Equipment finance often uses a fixed rate of interest over a fixed term, however you will need to understand how your repayments are used toward repaying the interest amount and principal amount to determine how much interest you will pay each time.


When you first begin repaying your equipment finance loan, a larger percentage of your repayment amount will be put toward repaying your interest on the loan. This is because, at the start of your loan agreement, your interest will be calculated on the full loan amount. As you make repayments and the principal amount decreases, so will the portion of your repayments put toward paying the interest.


As a mathematical formula, calculating amortisation can seem complex and difficult. However, once you understand how interest is calculated on your principal loan amount over time, you should be able to perform the calculations yourself.


The simple formula for calculating Loan Repayments is: Loan Amount / Discount Factor


However, the calculations become a little more complex when finding the discount factor, which is calculated by dividing the interest rate of your loan by the number of payments per year (12 for monthly, 26 for fortnightly, or 52 for weekly) to first obtain the Periodic Interest Rate.


The formula is expressed as: (((1 + i) ^n) - 1) / (i (1 + i)^n)


  • n = the number of repayments
  • i = the annual interest rate

To show how this complex formula can be easily understood, we’ve presented a simple example below.


Equipment Finance Calculator example


In the example below, we’ll use a $50,000 loan at a 12% interest rate, repaid monthly over 7 years without a balloon payment attached to the loan:

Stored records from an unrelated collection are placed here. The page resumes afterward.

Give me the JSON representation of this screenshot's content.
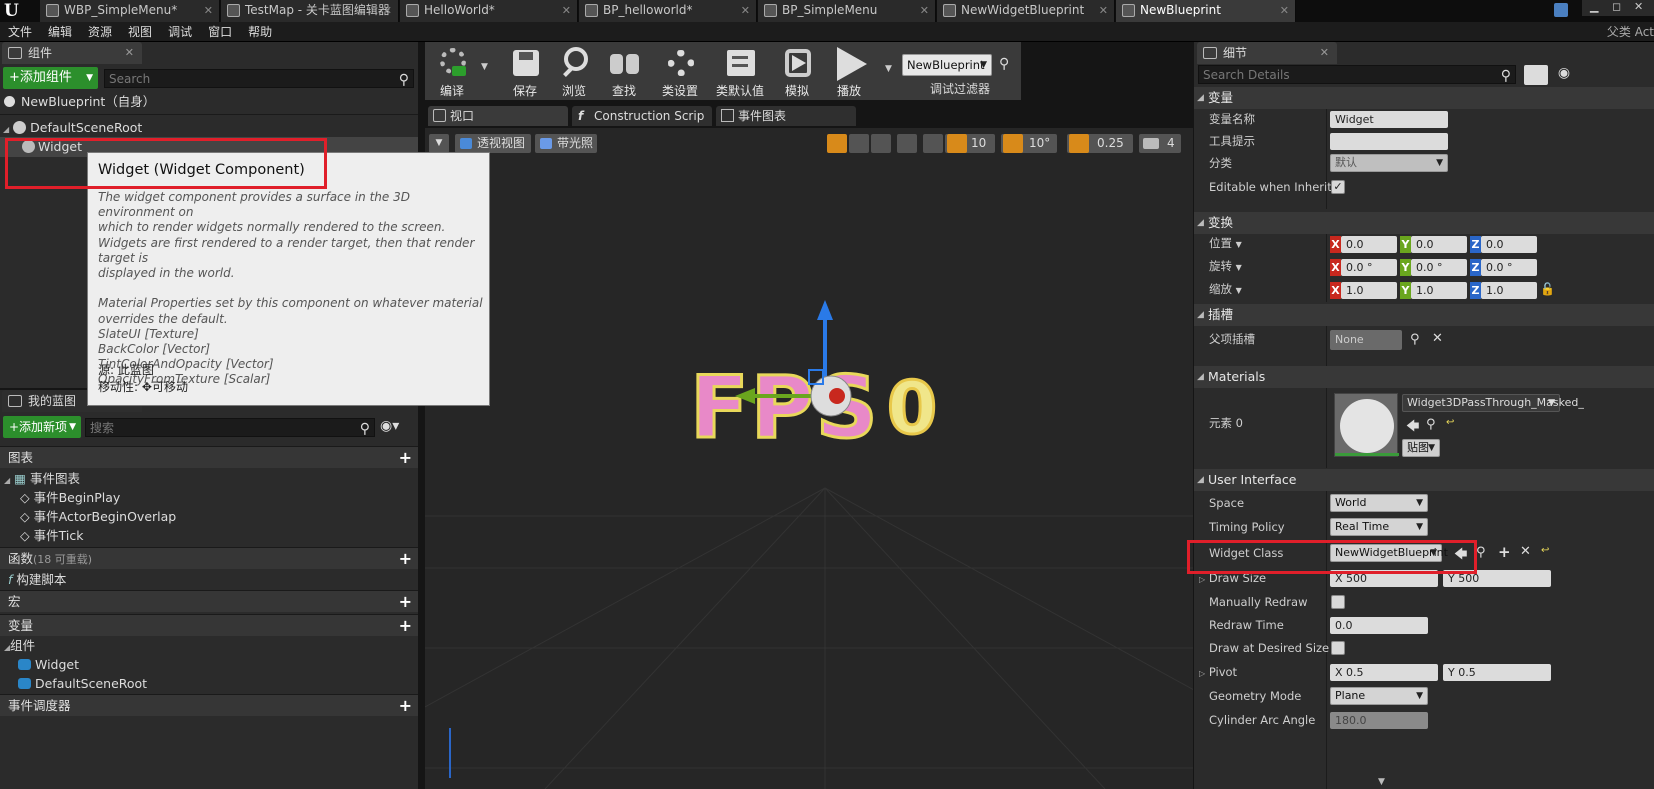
{
  "app": {
    "logo": "U"
  },
  "tabs": [
    {
      "label": "WBP_SimpleMenu*"
    },
    {
      "label": "TestMap - 关卡蓝图编辑器"
    },
    {
      "label": "HelloWorld*"
    },
    {
      "label": "BP_helloworld*"
    },
    {
      "label": "BP_SimpleMenu"
    },
    {
      "label": "NewWidgetBlueprint"
    },
    {
      "label": "NewBlueprint"
    }
  ],
  "menu": {
    "items": [
      "文件",
      "编辑",
      "资源",
      "视图",
      "调试",
      "窗口",
      "帮助"
    ],
    "right_label": "父类 Act"
  },
  "components_panel": {
    "tab": "组件",
    "add_button": "+添加组件",
    "search_placeholder": "Search",
    "self_item": "NewBlueprint（自身）",
    "tree": [
      {
        "label": "DefaultSceneRoot"
      },
      {
        "label": "Widget"
      }
    ]
  },
  "tooltip": {
    "title": "Widget (Widget Component)",
    "body": [
      "The widget component provides a surface in the 3D environment on",
      "which to render widgets normally rendered to the screen.",
      "Widgets are first rendered to a render target, then that render target is",
      "displayed in the world.",
      "",
      "Material Properties set by this component on whatever material",
      "overrides the default.",
      "SlateUI [Texture]",
      "BackColor [Vector]",
      "TintColorAndOpacity [Vector]",
      "OpacityFromTexture [Scalar]"
    ],
    "source_label": "源:",
    "source_value": "此蓝图",
    "mobility_label": "移动性:",
    "mobility_value": "可移动"
  },
  "my_blueprint": {
    "tab": "我的蓝图",
    "add_button": "+添加新项",
    "search_placeholder": "搜索",
    "sections": {
      "graphs": "图表",
      "event_graph": "事件图表",
      "events": [
        "事件BeginPlay",
        "事件ActorBeginOverlap",
        "事件Tick"
      ],
      "functions": "函数",
      "functions_count": "(18 可重载)",
      "construction": "构建脚本",
      "macros": "宏",
      "variables": "变量",
      "components": "组件",
      "component_items": [
        "Widget",
        "DefaultSceneRoot"
      ],
      "dispatchers": "事件调度器"
    }
  },
  "toolbar": {
    "buttons": [
      "编译",
      "保存",
      "浏览",
      "查找",
      "类设置",
      "类默认值",
      "模拟",
      "播放"
    ],
    "debug_select": "NewBlueprint",
    "debug_label": "调试过滤器"
  },
  "viewport_tabs": [
    {
      "label": "视口"
    },
    {
      "label": "Construction Scrip"
    },
    {
      "label": "事件图表"
    }
  ],
  "viewport": {
    "perspective": "透视视图",
    "lit": "带光照",
    "grid_snap": "10",
    "rot_snap": "10°",
    "scale_snap": "0.25",
    "cam_speed": "4",
    "fps_text": "FPS",
    "fps_value": "0"
  },
  "details": {
    "tab": "细节",
    "search_placeholder": "Search Details",
    "variable": {
      "header": "变量",
      "name_label": "变量名称",
      "name_value": "Widget",
      "tooltip_label": "工具提示",
      "tooltip_value": "",
      "category_label": "分类",
      "category_value": "默认",
      "editable_label": "Editable when Inherited"
    },
    "transform": {
      "header": "变换",
      "location_label": "位置",
      "location": [
        "0.0",
        "0.0",
        "0.0"
      ],
      "rotation_label": "旋转",
      "rotation": [
        "0.0 °",
        "0.0 °",
        "0.0 °"
      ],
      "scale_label": "缩放",
      "scale": [
        "1.0",
        "1.0",
        "1.0"
      ],
      "axes": [
        "X",
        "Y",
        "Z"
      ]
    },
    "sockets": {
      "header": "插槽",
      "parent_label": "父项插槽",
      "parent_value": "None"
    },
    "materials": {
      "header": "Materials",
      "element_label": "元素 0",
      "material_name": "Widget3DPassThrough_Masked_",
      "texture_button": "贴图"
    },
    "ui": {
      "header": "User Interface",
      "space_label": "Space",
      "space_value": "World",
      "timing_label": "Timing Policy",
      "timing_value": "Real Time",
      "class_label": "Widget Class",
      "class_value": "NewWidgetBlueprint",
      "drawsize_label": "Draw Size",
      "drawsize_x": "500",
      "drawsize_y": "500",
      "manual_label": "Manually Redraw",
      "redraw_label": "Redraw Time",
      "redraw_value": "0.0",
      "desired_label": "Draw at Desired Size",
      "pivot_label": "Pivot",
      "pivot_x": "0.5",
      "pivot_y": "0.5",
      "geometry_label": "Geometry Mode",
      "geometry_value": "Plane",
      "arc_label": "Cylinder Arc Angle",
      "arc_value": "180.0",
      "x_prefix": "X",
      "y_prefix": "Y"
    }
  },
  "colors": {
    "accent_green": "#2c8f2c",
    "highlight_red": "#e01f2a",
    "axis_x": "#c8281e",
    "axis_y": "#6aa61e",
    "axis_z": "#2a66c8",
    "fps_pink": "#e889c8",
    "fps_yellow": "#e8d85a"
  }
}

  • n = 84 (12 repayments per year for 7 years)
  • i = 0.01 (where the interest rate (12%) is divided by the number of annual payments (12) to provide a decimal representation of the interest rate)
  • Using the discount factor formula above, we can calculate the discount factor: ((((1+0.01)^84) - 1) / (0.01(1+0.01)^84)) = 56.6484
  • The discount factor is then calculated as 56.6484
  • We then take our loan amount ($50,000) and apply the Loan Repayment Formula, dividing the loan amount by the discount factor. This will provide your monthly repayments: 50,000 / 56.6484 = 882.637
  • We then round this figure out to a double-digit decimal amount. Your monthly repayments on this loan will be $882.64

If you want to quickly calculate your repayments without creating your own spreadsheet with the above calculations, you can use our free equipment finance calculator.

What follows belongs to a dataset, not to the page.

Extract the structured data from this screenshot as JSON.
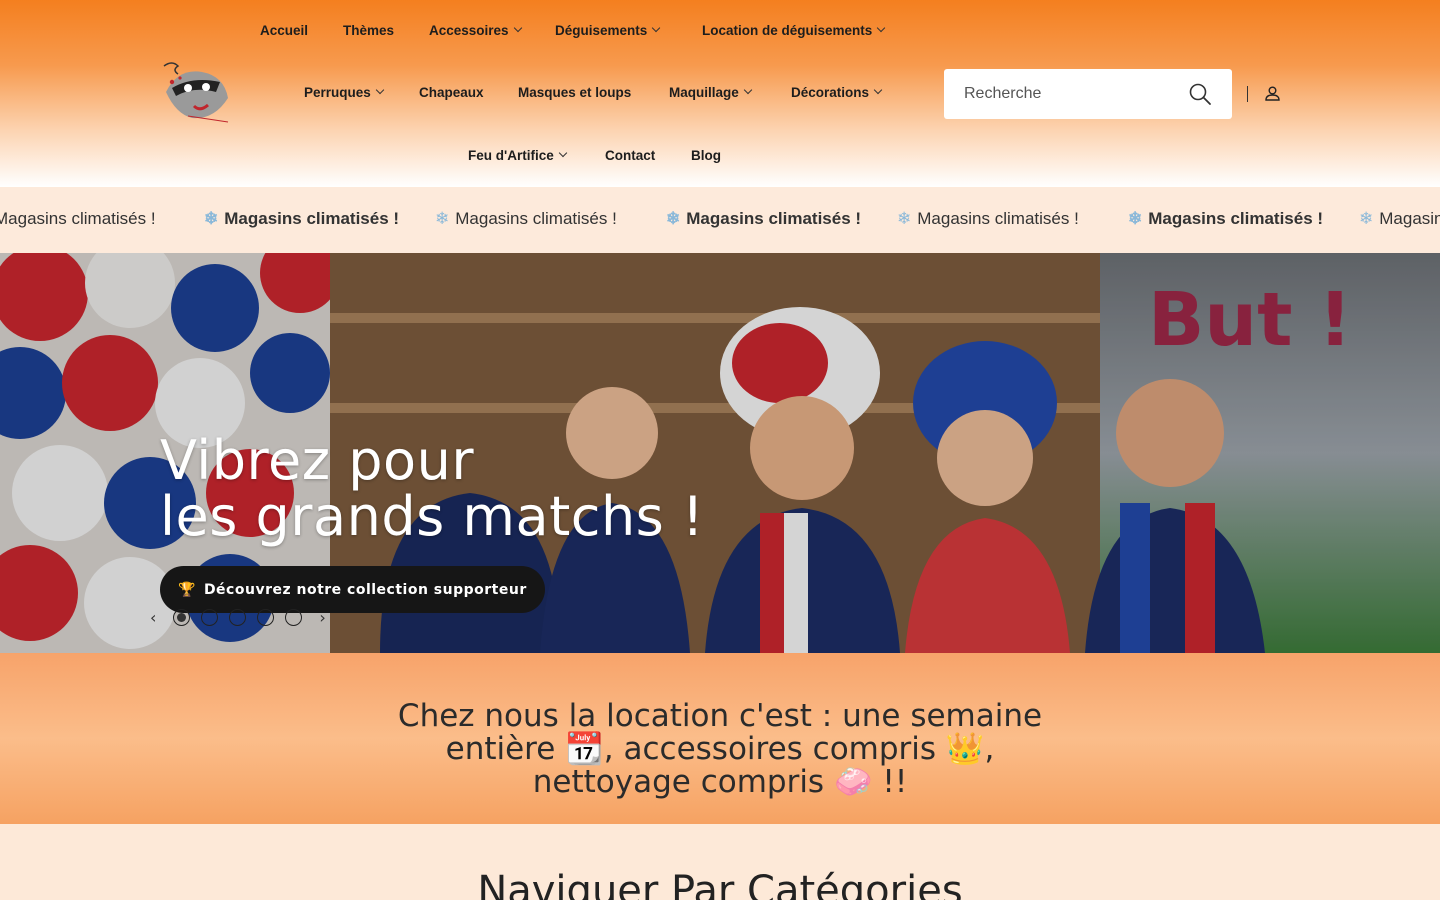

Equipment Finance Calculator FAQs

You will qualify for equipment finance with the majority of Australian lenders if you operate a business which has been trading for at least 12 months, have an Australian Business Number and are registered for GST. You can still qualify for equipment finance if you are self-employed, a sole trader, or your business has been operating for less than 12 months, however you may be required to provide extensive documentation to prove your ability to repay the loan.

Equipment finance interest rates start as low as 4.49% for a commercial hire purchase or finance lease, while an unsecured business loan will have interest rates that start at 9.90%. The best equipment finance interest rates will be offered to secure, stable businesses applying for a secured form of equipment finance.

A balloon payment is a percentage of your loan amount which is not factored into your monthly repayments. If you apply for an equipment finance loan that includes a balloon payment, you will have two choices at the end of the loan term: you can either pay the balloon amount in full, or discuss with your lender about financing the residual amount into another loan.

You won’t need to put down a deposit on equipment finance if you own a home. In fact, you won’t need to provide a deposit at all if you are comfortable with the approval process taking a little longer. If you wish to fast-track your application through a streamlined equipment finance application and are renting a home, you will need to provide a 20% deposit on the assets you wish to finance.


More information about Equipment Finance


If you’d like to learn more about equipment finance in Australia, you can choose from any of the specialised guides below.